I have been called in many times in the past 15 months to carry out running repairs on the typewriters. At first the problems were mostly minor things – ribbons yanked out and twisted up, carriage locks inadvertently applied (“This doesn’t work!”), spools replaced incorrectly, ribbon colour selector switches moved to stencil, that sort of thing. It was more interesting for me to see which typewriters stood up to the pounding they got – initially, not surprisingly, the Olivetti Lettera 32 and the Hermes Baby seemed to fare best. A Silver-Seiko kept plugging along, as did, in the main, the Olympias. But in time things have become more serious, most notably carriage levers broken off the Baby, an Adler Gabriele and, most alarmingly, a lovely Facit TP1.
Ribbons and typebars are irresistible to children.
In all of this the one important thing has been to maintain the required number of working typewriters (I would say a minimum of six, with at least four to six as back-ups). The demand has been great, and with the start of school holidays last week there were queues of people lining up waiting for when one of the portables became available to use. That’s great in terms of our wish to see people, especially young people, using typewriters, but the level of wear and tear sometimes appears to almost match the popularity of these machines.
That’s why I say my choice of typewriters for the exhibition would be different now than it was back in December 2019. Back then I supplied what I could, and assumed they could all cope. There were only a couple of Japanese portables among them. In hindsight, and if I’d had a range of typewriters to choose from, I wouldn’t be including Olivettis (there are now two Studio 45s in the line-up), a Dutch-made plastic Remington (also now two), an Adler, a Hermes Bay or a Facit TP1. I’d be just looking for Nakajimas and Silver-Seikos, sold in this country under many brand names (Chevron, Craftamatic, Imperial, Kmart, Majitouch, Pinnock and Royal, to list just a few). These are simple designs, put together in a simple way, and are nothing if not durable - and easy to fix when not. Plus, I must confess, it doesn’t break my heart to see a Nakajima or a Silver-Seiko damaged. Not that any have been, at least not seriously.
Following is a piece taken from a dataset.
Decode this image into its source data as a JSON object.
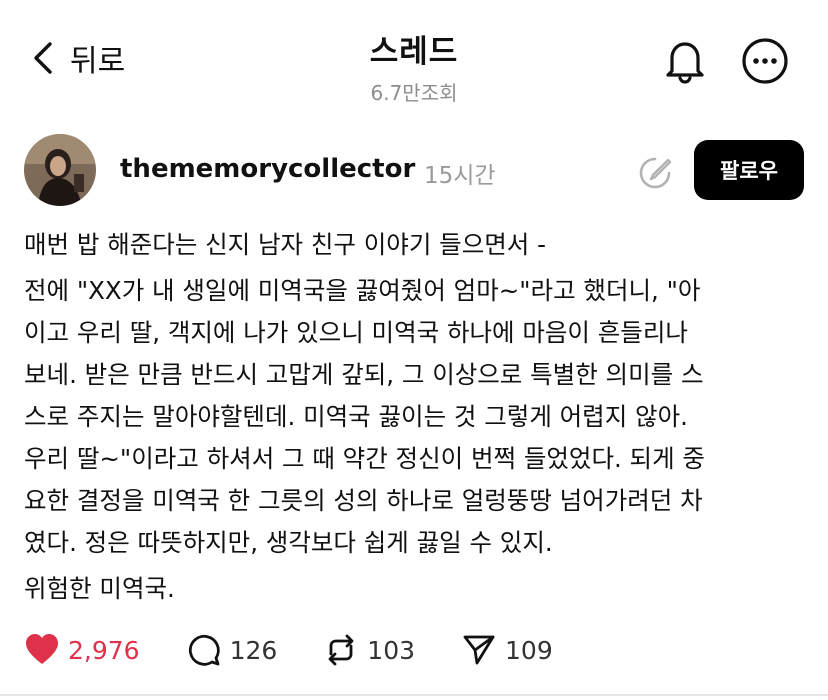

I suspect, however, as demand for Japanese machines rose, production techniques changed and machine assembly became more prevalent. Take for example a Chevron, one of the “Yours Faithfully” faithful which has just joined those few which have fallen by the wayside. It’s actually a Brother 30oT, known variously as an Underwood and Antares 130 and a Privileg, among other brand names. The escapement rail is machine attached to the carriage, pivoting with the carriage release lever on metal studs, and when this arrangement comes apart under heavy usage, manually applied screws can’t fix it. The plate underneath the ribbon spool capstan on the Olivetti Studio 45 is similarly attached, and again beyond repair if it breaks loose.
Those portables – thankfully, the large majority - that survive the beating they get at “Yours Faithfully” will be kept going as long as I can manage to continue to make them operational. The bottom line, of course, is that whatever happens to them, they have brought much joy to many, many hundreds of children, and I guess that makes the whole exercise worthwhile.
In early December 1967, Royal advertised a range of portables for various age groups, including this Silver-Seiko-made Royal Mercury, aimed at ages nine to 12, which broadly speaking would be the age range of children using typewriters at the "Yours Faithfully" exhibition. Royal didn't make it for kids, Silver-Seiko did, and for all age groups. Still, Royal's other claims are valid - the Mercury is made of steel and it was comparatively cheap back then (K-Mart labelled Nakajimas sold for $50 in Australia, even in 1978). Royal argued there were typewriters made for nine-year-olds, and they were right. It doesn't have doodads, and spending more than $50 on a very sturdy typewriter for a pre-high schooler would have been a boo-boo.
*None of the photographs above were taken at the "Yours Faithfully" exhibition.